_Task to complete:_ Print exactly the lines from the one containing "Enumerate this screenshot's text" through the last line of the records below, both included, and nothing else; omit any pictures.

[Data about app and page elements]
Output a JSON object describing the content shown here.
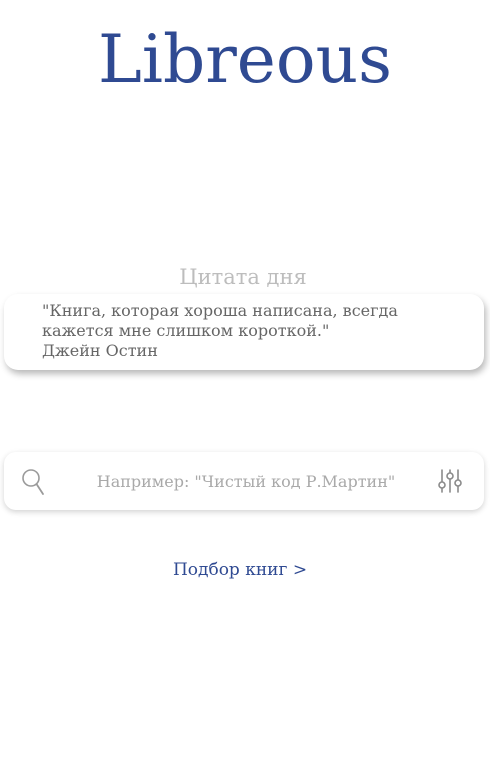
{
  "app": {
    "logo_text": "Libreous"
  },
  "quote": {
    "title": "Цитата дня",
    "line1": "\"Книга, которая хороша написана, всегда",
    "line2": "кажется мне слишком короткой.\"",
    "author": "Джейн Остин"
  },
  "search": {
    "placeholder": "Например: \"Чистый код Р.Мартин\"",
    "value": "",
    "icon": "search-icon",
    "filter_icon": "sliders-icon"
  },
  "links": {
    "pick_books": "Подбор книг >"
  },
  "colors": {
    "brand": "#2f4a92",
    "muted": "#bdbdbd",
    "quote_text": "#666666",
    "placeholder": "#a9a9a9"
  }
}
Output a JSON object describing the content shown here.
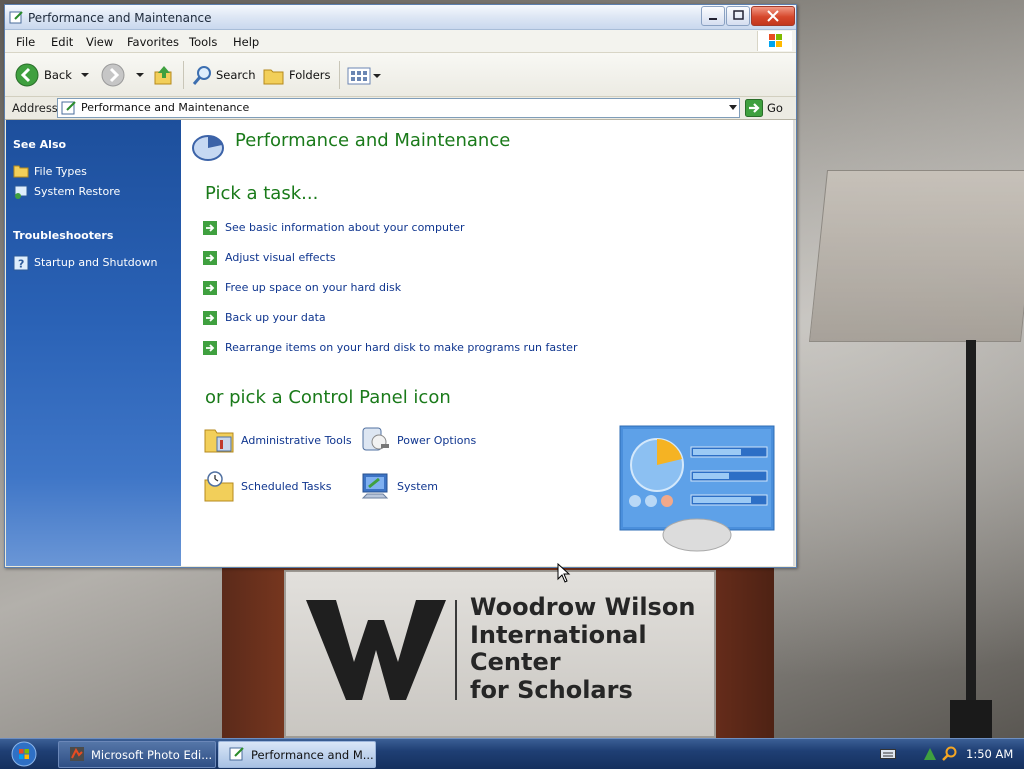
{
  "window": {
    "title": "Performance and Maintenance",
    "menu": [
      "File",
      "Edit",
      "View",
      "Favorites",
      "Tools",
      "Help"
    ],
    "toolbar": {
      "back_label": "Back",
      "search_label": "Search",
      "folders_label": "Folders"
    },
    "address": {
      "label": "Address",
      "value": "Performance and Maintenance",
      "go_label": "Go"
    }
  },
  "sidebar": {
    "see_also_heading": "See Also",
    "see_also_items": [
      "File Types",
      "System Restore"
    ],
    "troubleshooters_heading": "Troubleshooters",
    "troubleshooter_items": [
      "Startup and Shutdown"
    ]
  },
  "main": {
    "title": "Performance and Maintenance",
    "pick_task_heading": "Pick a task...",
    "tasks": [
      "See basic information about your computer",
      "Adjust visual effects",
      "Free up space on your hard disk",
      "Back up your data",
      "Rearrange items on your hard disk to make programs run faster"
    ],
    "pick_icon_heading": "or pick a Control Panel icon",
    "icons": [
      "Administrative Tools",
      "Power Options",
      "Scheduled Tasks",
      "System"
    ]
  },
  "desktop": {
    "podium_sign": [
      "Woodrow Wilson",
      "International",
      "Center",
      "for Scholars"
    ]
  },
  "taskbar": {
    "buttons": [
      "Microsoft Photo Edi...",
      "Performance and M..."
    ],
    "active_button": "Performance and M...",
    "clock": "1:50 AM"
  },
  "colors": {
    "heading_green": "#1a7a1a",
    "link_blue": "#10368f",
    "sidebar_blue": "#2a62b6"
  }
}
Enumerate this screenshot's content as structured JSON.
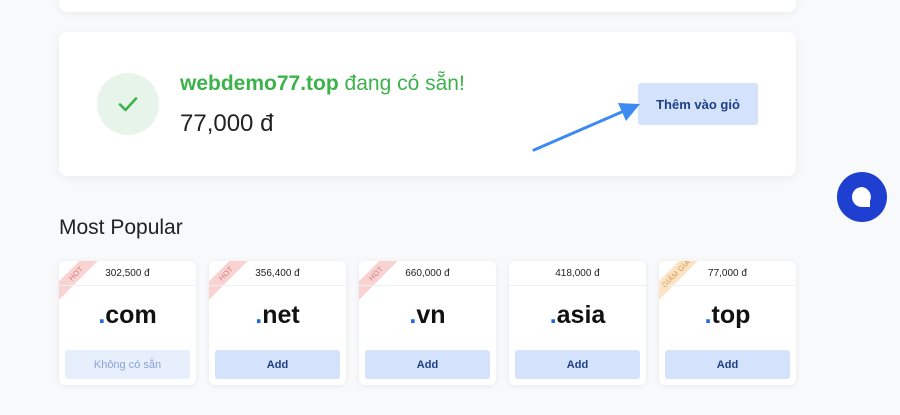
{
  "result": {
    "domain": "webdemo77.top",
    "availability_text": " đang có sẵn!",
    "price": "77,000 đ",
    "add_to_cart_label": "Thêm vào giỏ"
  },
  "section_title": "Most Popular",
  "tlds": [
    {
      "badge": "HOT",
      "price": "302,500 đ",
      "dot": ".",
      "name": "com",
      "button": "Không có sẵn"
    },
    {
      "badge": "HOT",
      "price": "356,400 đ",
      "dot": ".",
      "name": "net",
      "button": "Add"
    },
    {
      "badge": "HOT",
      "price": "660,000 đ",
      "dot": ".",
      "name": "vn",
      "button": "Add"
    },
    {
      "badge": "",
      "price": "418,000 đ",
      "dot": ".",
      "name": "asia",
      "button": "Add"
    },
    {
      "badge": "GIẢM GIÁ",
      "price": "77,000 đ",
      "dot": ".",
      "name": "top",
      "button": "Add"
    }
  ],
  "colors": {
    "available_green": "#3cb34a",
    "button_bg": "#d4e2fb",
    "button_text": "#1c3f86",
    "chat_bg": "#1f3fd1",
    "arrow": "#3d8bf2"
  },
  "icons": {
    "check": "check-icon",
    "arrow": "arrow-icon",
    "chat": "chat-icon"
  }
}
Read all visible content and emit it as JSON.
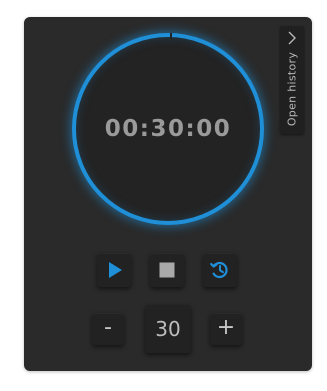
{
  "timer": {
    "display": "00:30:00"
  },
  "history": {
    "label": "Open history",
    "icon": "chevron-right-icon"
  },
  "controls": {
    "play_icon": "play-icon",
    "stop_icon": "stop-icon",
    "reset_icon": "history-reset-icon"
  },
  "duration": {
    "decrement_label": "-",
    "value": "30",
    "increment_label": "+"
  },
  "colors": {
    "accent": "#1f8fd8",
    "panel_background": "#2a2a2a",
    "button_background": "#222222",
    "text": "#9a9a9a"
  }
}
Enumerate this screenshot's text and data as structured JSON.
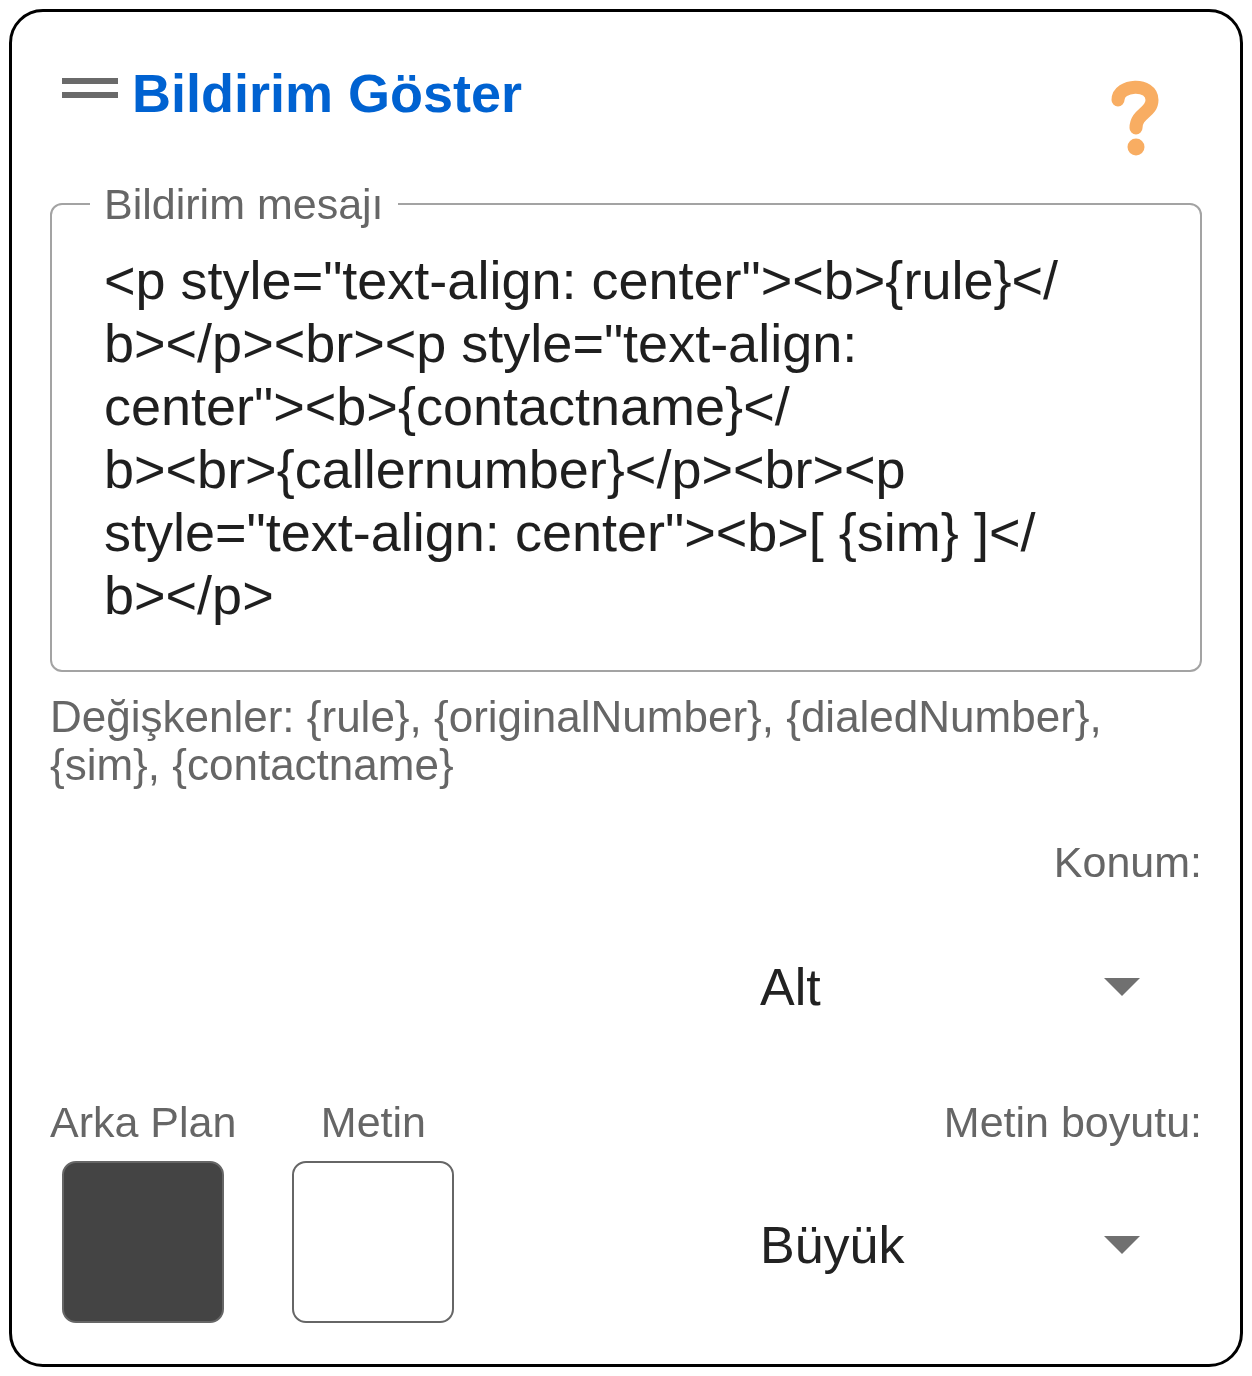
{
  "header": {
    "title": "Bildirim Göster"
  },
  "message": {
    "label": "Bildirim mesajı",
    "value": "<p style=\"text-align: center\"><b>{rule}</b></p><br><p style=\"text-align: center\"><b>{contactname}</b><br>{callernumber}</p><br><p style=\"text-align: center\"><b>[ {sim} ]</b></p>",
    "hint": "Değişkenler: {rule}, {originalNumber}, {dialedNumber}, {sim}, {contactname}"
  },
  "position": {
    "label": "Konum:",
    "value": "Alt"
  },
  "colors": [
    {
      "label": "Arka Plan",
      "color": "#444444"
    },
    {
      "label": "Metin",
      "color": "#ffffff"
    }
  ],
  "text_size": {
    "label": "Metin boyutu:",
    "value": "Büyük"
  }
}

_Task response:_
Enumerate this screenshot's text and data as structured JSON.
{
  "header": {
    "title": "Bildirim Göster"
  },
  "message": {
    "label": "Bildirim mesajı",
    "value": "<p style=\"text-align: center\"><b>{rule}</b></p><br><p style=\"text-align: center\"><b>{contactname}</b><br>{callernumber}</p><br><p style=\"text-align: center\"><b>[ {sim} ]</b></p>",
    "hint": "Değişkenler: {rule}, {originalNumber}, {dialedNumber}, {sim}, {contactname}"
  },
  "position": {
    "label": "Konum:",
    "value": "Alt"
  },
  "colors": [
    {
      "label": "Arka Plan",
      "color": "#444444"
    },
    {
      "label": "Metin",
      "color": "#ffffff"
    }
  ],
  "text_size": {
    "label": "Metin boyutu:",
    "value": "Büyük"
  }
}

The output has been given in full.